One of the goals of Skills Development Services (SDS) of Tullahoma is to provide jobs for its clients.

SDS is a nonprofit serving individuals with developmental disabilities.

The organization aims to help its clients become and remain as independent as possible, and one of the ways to achieve this objective is through securing employment, according to Lori Ledford, job developer at SDS.

SDS has partnered with several local businesses that provide work opportunities for the organization’s clients.

However, Ledford said, it would be beneficial for the entire community if more businesses join the efforts to help individuals with intellectual disabilities become independent.

As a job developer, Ledford contacts businesses, attempting to find jobs for individuals with developmental disabilities.

SDS has 65 clients in Tullahoma, and about 12 of whom are currently employed, said Ledford.

She praised the local organizations supporting SDS.

The Tullahoma businesses employing SDS clients are Tullahoma Lanes, TOP Rehab Services, McDonald’s, Wendy’s, Captain D’s and Anchor Defense.

Anchor Defense produces military apparel and products made with peat moss that are used for cleaning spilled oil.
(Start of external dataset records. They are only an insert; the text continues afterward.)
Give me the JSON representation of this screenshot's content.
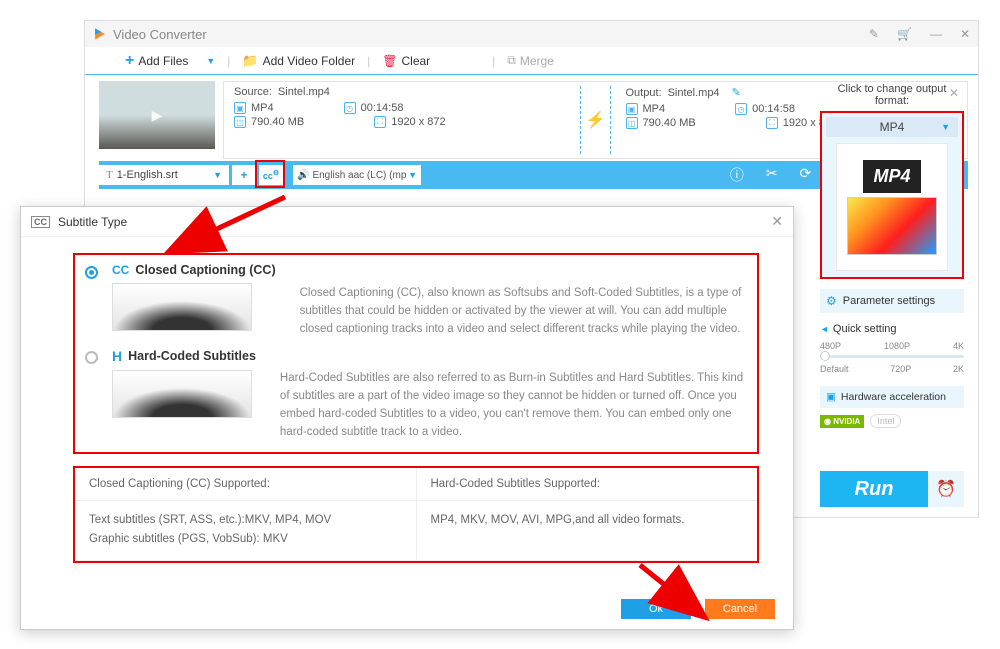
{
  "app": {
    "title": "Video Converter"
  },
  "toolbar": {
    "add_files": "Add Files",
    "add_folder": "Add Video Folder",
    "clear": "Clear",
    "merge": "Merge"
  },
  "media": {
    "source_label": "Source:",
    "source_file": "Sintel.mp4",
    "output_label": "Output:",
    "output_file": "Sintel.mp4",
    "format": "MP4",
    "duration": "00:14:58",
    "size": "790.40 MB",
    "resolution": "1920 x 872"
  },
  "subtitle_bar": {
    "selected": "1-English.srt",
    "audio": "English aac (LC) (mp"
  },
  "right": {
    "header": "Click to change output format:",
    "format": "MP4",
    "param": "Parameter settings",
    "quick": "Quick setting",
    "res": [
      "480P",
      "1080P",
      "4K",
      "Default",
      "720P",
      "2K"
    ],
    "hw": "Hardware acceleration",
    "nvidia": "NVIDIA",
    "intel": "Intel",
    "run": "Run"
  },
  "dialog": {
    "title": "Subtitle Type",
    "cc": {
      "label": "Closed Captioning (CC)",
      "desc": "Closed Captioning (CC), also known as Softsubs and Soft-Coded Subtitles, is a type of subtitles that could be hidden or activated by the viewer at will. You can add multiple closed captioning tracks into a video and select different tracks while playing the video."
    },
    "hard": {
      "label": "Hard-Coded Subtitles",
      "desc": "Hard-Coded Subtitles are also referred to as Burn-in Subtitles and Hard Subtitles. This kind of subtitles are a part of the video image so they cannot be hidden or turned off. Once you embed hard-coded Subtitles to a video, you can't remove them. You can embed only one hard-coded subtitle track to a video."
    },
    "support": {
      "cc_header": "Closed Captioning (CC) Supported:",
      "hard_header": "Hard-Coded Subtitles Supported:",
      "cc_body1": "Text subtitles (SRT, ASS, etc.):MKV, MP4, MOV",
      "cc_body2": "Graphic subtitles (PGS, VobSub): MKV",
      "hard_body": "MP4, MKV, MOV, AVI, MPG,and all video formats."
    },
    "ok": "Ok",
    "cancel": "Cancel"
  }
}
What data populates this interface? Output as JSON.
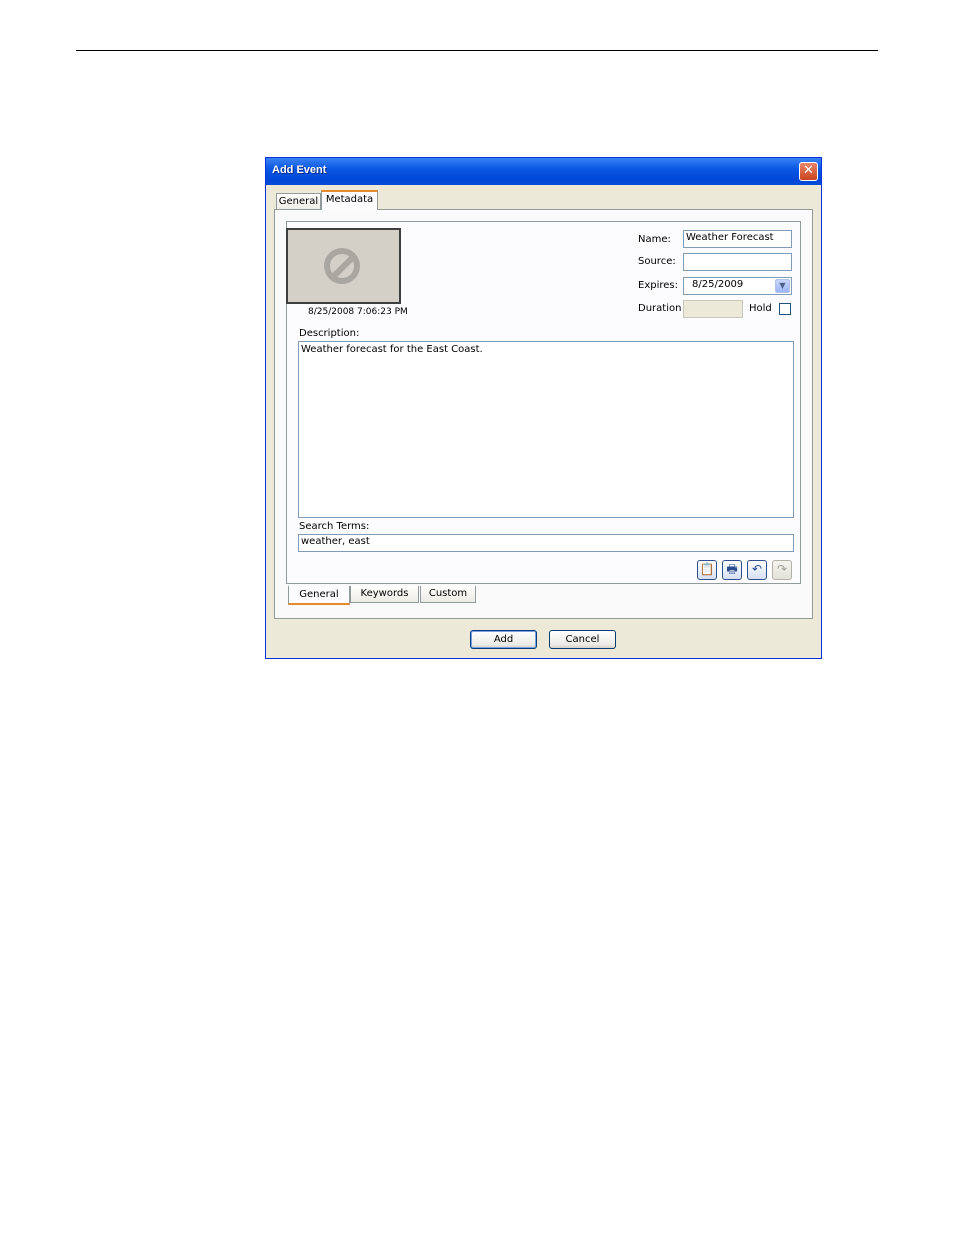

The primary responsibility of the employees working at the company is filling the bags with peat moss.

First United Methodist Church in Tullahoma also provides jobs for members of SDS.

Several of the SDS members work at the Department of Human Services and Save-A-Lot in Manchester, according to Ledford.

“At Save-A-Lot in Manchester, one gentleman stocks shelves, takes boxes, puts them in the baler and crushes them,” Ledford said. “He sweeps and mops, too.”

Most of the duties are related to cleaning and organizing, said Ledford.

“These are part-time jobs,” she said. “They work anywhere from 12 to 16 hours a week.”

 

‘It is wonderful’

Jerry Patrick is one of the SDS clients working at the Tullahoma Lanes.

“I have worked here for a long time,” Patrick said. “I wash tables, and I sweep the parking lot. I like my job. It is wonderful.”

Brenda Lackey also enjoys her job at the Tullahoma Bowling Lanes.

“I do party bags and clean,” Lackey said. “I like it.”

When the Tullahoma Bowling Lanes hosts a birthday party, each guest receives a complimentary gift bag.

“I love putting the party bags together,” Lackey said. “I have been here for about eight years.”

 

Jobs needed

“We have people who wish they would work but don’t have jobs,” Ledford said.

Several of the SDS clients are “very capable and would love to be employed,” said Ledford.

“They can do cleaning services, and outdoors and landscaping work,” Ledford said.

All SDS clients who are hired have job coaches to guide the new employees through the process and help them learn their duties.

“A lot of employers don’t understand that our individuals come in with a job coach,” Ledford said. “And the job coach works alongside our clients to help them. Job coaches are like mentors - they keep the employees on task, help them clock in and clock out.

“With the job coach, they have direction. The employers can’t stop what they are doing to teach [our clients] over and over, so the job coach is there to help out to get them going.”

The ultimate goal is to get SDS clients as independent as possible at their jobs.

In addition to the job coaches, Ledford also continues to be involved when a client of SDS is hired.

“I have to make visits each month with the employer, just to make sure there are no problems,” Ledford said. “I hardly have any complaints ever. Our guys are always going to be on time.

“They don’t want to miss work – if they have to miss work they get upset. Some of them have been employed for nine years. Once they get a job, they keep it.”

 

Why hire individuals with disabilities?

Businesses employing individuals with developmental disabilities are eligible for certain tax breaks, said Ledford.

Additionally, by hiring people with disabilities, employers gain valuable workers.

“They deserve a chance,” Ledford said. “They are always dependable. They work hard. They never complain about their job. They are happy to receive a paycheck.”

 

‘Embrace our guys’

The job search process is also an important process, said Ledford.

“We work with them – coach them how to do a resume and how to fill out an application,” Ledford said. “We want the community to embrace our guys – they are very capable.”

Amelia Majors, SDS coordinator, encouraged local business to hire individuals with disabilities.

“They have dedication,” Majors said. “They love to have responsibility and ownership of the job.”

For more information about hiring SDS clients, call Ledford at 931-393-3840, ext. 11.

 

Tennessee ranks low in disability hiring

Data from the 2018 Annual Disability Statistics Compendium shows that while Americans with disabilities are entering the workforce in greater numbers, serious gaps in employment exist between different states.

Tennessee ranks 44 when it comes to disability employment rates in 2017.

The total number of working age people with disabilities in Tennessee is 538,061. About 33 percent of them – 179,049 – are employed.

This number is improving, however.

There have been 4,679 job gains compared with previous years.

Florida experienced the biggest growth in job numbers, with more than 23,000 people with disabilities entering the workforce.

Of the 50 states, 29 states saw job gains for Americans with disabilities.

Elena Cawley may be reached via email at ecawley@tullahomanews.com.